-- DATA follows --

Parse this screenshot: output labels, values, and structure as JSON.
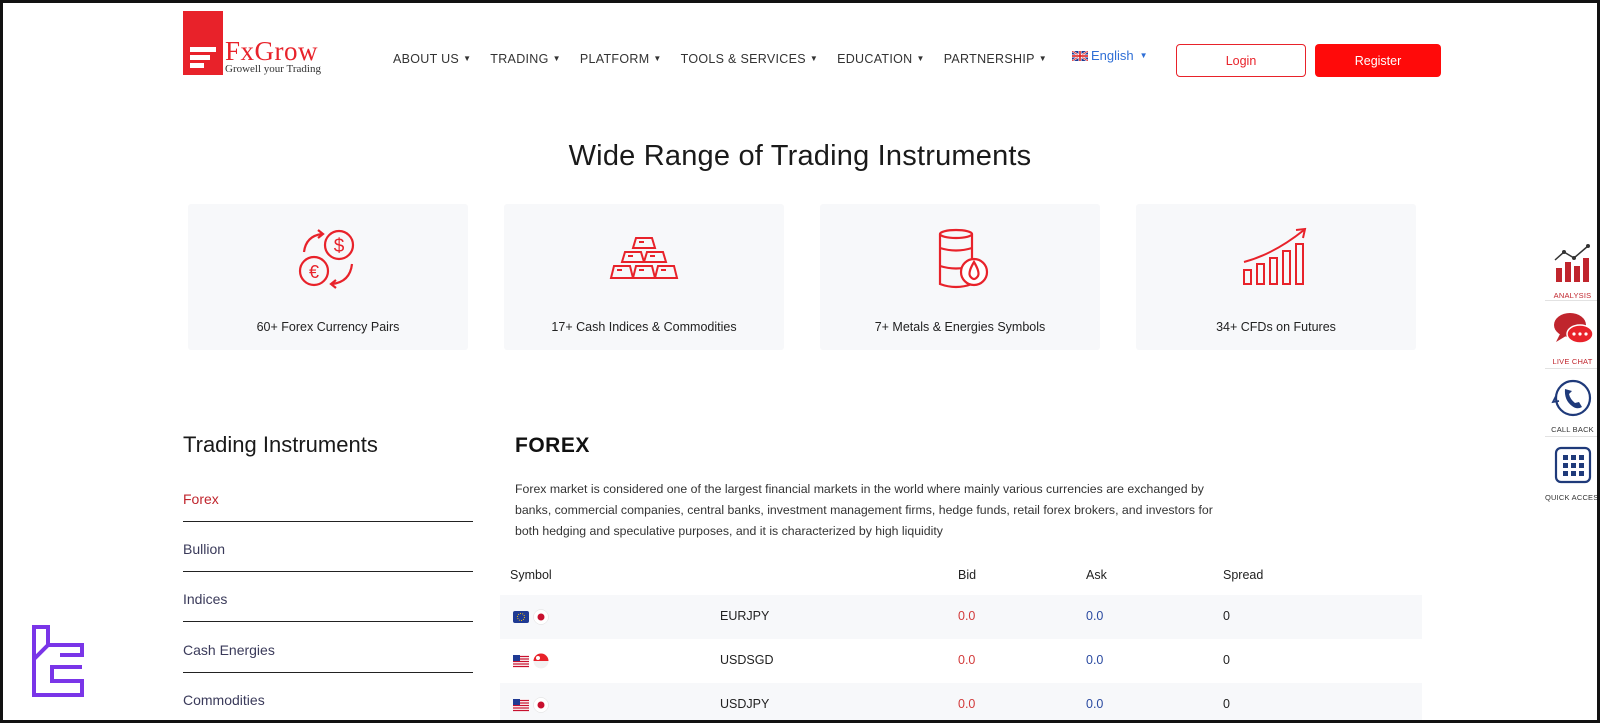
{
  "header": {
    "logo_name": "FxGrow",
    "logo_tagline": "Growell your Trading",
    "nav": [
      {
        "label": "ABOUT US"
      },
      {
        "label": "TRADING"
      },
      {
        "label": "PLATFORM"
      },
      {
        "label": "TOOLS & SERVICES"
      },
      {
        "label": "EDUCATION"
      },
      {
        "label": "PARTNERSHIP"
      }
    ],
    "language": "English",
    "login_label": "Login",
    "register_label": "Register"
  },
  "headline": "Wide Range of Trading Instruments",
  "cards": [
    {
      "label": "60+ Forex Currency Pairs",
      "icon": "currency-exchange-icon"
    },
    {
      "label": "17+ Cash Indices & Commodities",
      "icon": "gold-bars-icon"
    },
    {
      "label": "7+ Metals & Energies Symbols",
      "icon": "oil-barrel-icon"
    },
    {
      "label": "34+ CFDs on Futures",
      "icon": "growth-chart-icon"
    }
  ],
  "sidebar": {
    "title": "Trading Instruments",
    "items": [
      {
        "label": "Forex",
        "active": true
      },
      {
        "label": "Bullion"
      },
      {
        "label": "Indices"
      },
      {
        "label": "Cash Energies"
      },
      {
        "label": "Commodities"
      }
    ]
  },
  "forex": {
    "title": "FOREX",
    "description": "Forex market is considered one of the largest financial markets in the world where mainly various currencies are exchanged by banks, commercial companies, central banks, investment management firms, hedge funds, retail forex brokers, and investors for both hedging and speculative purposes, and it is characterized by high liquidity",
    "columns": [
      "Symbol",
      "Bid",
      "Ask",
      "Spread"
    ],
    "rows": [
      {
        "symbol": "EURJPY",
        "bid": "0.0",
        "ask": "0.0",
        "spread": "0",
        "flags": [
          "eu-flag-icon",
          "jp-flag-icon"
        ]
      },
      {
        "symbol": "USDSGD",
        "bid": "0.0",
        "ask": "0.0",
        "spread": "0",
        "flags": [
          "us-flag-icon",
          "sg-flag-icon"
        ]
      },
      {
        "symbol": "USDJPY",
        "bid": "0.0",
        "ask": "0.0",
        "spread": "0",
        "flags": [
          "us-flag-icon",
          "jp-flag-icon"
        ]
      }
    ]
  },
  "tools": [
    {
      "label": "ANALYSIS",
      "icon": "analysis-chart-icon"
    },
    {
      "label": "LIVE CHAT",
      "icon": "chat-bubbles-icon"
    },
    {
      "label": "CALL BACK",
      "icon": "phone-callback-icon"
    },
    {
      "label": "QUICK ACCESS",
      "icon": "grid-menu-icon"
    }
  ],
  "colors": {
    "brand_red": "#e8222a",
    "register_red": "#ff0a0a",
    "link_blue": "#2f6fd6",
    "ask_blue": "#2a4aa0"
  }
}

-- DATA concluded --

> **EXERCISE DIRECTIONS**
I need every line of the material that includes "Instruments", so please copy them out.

> **YOUR RESPONSE**
  "headline": "Wide Range of Trading Instruments",
    "title": "Trading Instruments",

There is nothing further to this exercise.